Find how many lines in this data contain the string "active". Respond with only that number.

(Web page and app entries)
- Opening Delimiter -
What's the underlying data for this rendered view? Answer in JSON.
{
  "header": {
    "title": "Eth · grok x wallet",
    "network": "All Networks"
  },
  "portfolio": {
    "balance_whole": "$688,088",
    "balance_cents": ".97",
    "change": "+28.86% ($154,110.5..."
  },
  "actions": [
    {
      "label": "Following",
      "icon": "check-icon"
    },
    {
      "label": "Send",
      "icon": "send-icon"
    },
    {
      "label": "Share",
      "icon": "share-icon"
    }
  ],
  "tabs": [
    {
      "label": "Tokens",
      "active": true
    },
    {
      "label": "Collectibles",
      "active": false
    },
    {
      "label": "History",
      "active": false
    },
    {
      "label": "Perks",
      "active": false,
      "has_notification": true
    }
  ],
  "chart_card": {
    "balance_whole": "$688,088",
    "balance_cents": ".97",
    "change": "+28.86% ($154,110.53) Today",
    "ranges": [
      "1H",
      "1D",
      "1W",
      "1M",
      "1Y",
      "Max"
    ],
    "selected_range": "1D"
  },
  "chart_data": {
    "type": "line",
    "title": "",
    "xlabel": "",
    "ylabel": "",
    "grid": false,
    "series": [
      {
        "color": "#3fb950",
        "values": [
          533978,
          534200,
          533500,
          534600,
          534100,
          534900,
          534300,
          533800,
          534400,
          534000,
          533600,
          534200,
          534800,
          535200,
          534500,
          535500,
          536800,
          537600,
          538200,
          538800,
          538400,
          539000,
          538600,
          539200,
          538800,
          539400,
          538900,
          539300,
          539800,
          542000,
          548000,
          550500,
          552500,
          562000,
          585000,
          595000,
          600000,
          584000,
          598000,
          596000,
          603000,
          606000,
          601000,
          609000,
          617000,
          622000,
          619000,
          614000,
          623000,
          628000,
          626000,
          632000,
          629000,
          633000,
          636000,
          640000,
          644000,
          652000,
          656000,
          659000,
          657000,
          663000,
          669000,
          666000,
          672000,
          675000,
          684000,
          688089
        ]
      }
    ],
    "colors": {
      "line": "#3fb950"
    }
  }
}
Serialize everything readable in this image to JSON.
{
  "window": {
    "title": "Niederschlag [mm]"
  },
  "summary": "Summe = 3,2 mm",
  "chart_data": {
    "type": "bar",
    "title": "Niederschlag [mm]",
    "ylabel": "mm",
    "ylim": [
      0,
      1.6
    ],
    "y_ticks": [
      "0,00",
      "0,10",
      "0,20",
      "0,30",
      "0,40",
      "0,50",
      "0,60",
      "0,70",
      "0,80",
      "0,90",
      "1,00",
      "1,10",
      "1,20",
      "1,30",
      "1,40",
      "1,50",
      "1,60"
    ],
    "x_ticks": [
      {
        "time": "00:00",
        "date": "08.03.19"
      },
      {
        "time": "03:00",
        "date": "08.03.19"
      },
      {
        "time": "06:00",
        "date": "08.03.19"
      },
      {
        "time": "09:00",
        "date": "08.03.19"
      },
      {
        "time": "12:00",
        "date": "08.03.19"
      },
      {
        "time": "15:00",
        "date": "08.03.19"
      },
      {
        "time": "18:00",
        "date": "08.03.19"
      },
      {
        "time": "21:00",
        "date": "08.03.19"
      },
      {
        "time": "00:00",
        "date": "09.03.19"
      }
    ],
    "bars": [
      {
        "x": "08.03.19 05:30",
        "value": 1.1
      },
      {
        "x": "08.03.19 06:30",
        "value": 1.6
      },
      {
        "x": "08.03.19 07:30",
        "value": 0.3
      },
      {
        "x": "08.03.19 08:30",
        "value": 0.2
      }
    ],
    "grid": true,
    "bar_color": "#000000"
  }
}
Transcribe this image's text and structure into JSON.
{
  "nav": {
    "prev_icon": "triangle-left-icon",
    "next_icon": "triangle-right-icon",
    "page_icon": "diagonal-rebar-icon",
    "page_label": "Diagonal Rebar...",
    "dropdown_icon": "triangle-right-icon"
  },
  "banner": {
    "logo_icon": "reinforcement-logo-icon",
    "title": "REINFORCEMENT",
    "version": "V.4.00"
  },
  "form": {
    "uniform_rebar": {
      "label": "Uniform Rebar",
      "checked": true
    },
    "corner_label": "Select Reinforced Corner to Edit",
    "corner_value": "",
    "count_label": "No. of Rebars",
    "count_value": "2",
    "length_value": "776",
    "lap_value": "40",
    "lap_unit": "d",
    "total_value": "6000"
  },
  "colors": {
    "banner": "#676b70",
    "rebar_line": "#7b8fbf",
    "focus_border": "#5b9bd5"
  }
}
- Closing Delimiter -
(ANSWER SPACE)
4